Repeat each record below exactly as given.

Segment Start: Provided records

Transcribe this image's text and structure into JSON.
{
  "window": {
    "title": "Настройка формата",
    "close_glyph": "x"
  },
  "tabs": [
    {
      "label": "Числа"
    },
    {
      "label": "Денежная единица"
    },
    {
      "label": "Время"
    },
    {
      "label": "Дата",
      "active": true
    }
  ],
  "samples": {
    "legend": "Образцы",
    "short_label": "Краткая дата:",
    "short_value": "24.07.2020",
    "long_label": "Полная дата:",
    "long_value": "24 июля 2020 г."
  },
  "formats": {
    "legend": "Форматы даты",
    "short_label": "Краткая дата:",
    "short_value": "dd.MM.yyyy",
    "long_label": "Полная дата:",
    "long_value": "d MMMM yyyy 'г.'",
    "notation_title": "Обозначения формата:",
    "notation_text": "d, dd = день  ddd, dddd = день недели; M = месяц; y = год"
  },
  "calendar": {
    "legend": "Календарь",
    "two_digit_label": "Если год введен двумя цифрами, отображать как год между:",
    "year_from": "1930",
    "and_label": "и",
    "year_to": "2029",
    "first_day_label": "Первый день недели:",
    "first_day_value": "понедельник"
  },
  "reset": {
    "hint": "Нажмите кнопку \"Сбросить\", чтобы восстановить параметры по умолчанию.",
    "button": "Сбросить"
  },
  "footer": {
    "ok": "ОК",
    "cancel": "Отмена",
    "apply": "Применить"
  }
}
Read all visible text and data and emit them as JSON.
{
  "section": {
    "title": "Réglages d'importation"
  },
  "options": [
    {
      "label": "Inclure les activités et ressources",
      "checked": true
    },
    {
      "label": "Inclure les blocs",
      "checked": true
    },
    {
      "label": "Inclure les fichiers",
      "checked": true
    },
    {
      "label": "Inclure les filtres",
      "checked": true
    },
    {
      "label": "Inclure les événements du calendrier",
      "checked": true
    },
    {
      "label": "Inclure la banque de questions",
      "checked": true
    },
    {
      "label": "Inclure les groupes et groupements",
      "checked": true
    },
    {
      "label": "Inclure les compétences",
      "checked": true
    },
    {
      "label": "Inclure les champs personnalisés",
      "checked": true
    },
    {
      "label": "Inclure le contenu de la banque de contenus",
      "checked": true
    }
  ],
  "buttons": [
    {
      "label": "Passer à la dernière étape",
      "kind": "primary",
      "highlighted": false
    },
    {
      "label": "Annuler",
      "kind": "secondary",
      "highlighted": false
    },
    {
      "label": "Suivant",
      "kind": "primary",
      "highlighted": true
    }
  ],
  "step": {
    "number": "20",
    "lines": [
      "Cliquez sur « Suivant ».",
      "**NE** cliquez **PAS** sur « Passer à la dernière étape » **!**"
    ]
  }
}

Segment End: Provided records

■ **Problem solution**:
Transcribe this image's text and structure into JSON.
{
  "window": {
    "title": "Настройка формата",
    "close_glyph": "x"
  },
  "tabs": [
    {
      "label": "Числа"
    },
    {
      "label": "Денежная единица"
    },
    {
      "label": "Время"
    },
    {
      "label": "Дата",
      "active": true
    }
  ],
  "samples": {
    "legend": "Образцы",
    "short_label": "Краткая дата:",
    "short_value": "24.07.2020",
    "long_label": "Полная дата:",
    "long_value": "24 июля 2020 г."
  },
  "formats": {
    "legend": "Форматы даты",
    "short_label": "Краткая дата:",
    "short_value": "dd.MM.yyyy",
    "long_label": "Полная дата:",
    "long_value": "d MMMM yyyy 'г.'",
    "notation_title": "Обозначения формата:",
    "notation_text": "d, dd = день  ddd, dddd = день недели; M = месяц; y = год"
  },
  "calendar": {
    "legend": "Календарь",
    "two_digit_label": "Если год введен двумя цифрами, отображать как год между:",
    "year_from": "1930",
    "and_label": "и",
    "year_to": "2029",
    "first_day_label": "Первый день недели:",
    "first_day_value": "понедельник"
  },
  "reset": {
    "hint": "Нажмите кнопку \"Сбросить\", чтобы восстановить параметры по умолчанию.",
    "button": "Сбросить"
  },
  "footer": {
    "ok": "ОК",
    "cancel": "Отмена",
    "apply": "Применить"
  }
}
Read all visible text and data and emit them as JSON.
{
  "section": {
    "title": "Réglages d'importation"
  },
  "options": [
    {
      "label": "Inclure les activités et ressources",
      "checked": true
    },
    {
      "label": "Inclure les blocs",
      "checked": true
    },
    {
      "label": "Inclure les fichiers",
      "checked": true
    },
    {
      "label": "Inclure les filtres",
      "checked": true
    },
    {
      "label": "Inclure les événements du calendrier",
      "checked": true
    },
    {
      "label": "Inclure la banque de questions",
      "checked": true
    },
    {
      "label": "Inclure les groupes et groupements",
      "checked": true
    },
    {
      "label": "Inclure les compétences",
      "checked": true
    },
    {
      "label": "Inclure les champs personnalisés",
      "checked": true
    },
    {
      "label": "Inclure le contenu de la banque de contenus",
      "checked": true
    }
  ],
  "buttons": [
    {
      "label": "Passer à la dernière étape",
      "kind": "primary",
      "highlighted": false
    },
    {
      "label": "Annuler",
      "kind": "secondary",
      "highlighted": false
    },
    {
      "label": "Suivant",
      "kind": "primary",
      "highlighted": true
    }
  ],
  "step": {
    "number": "20",
    "lines": [
      "Cliquez sur « Suivant ».",
      "**NE** cliquez **PAS** sur « Passer à la dernière étape » **!**"
    ]
  }
}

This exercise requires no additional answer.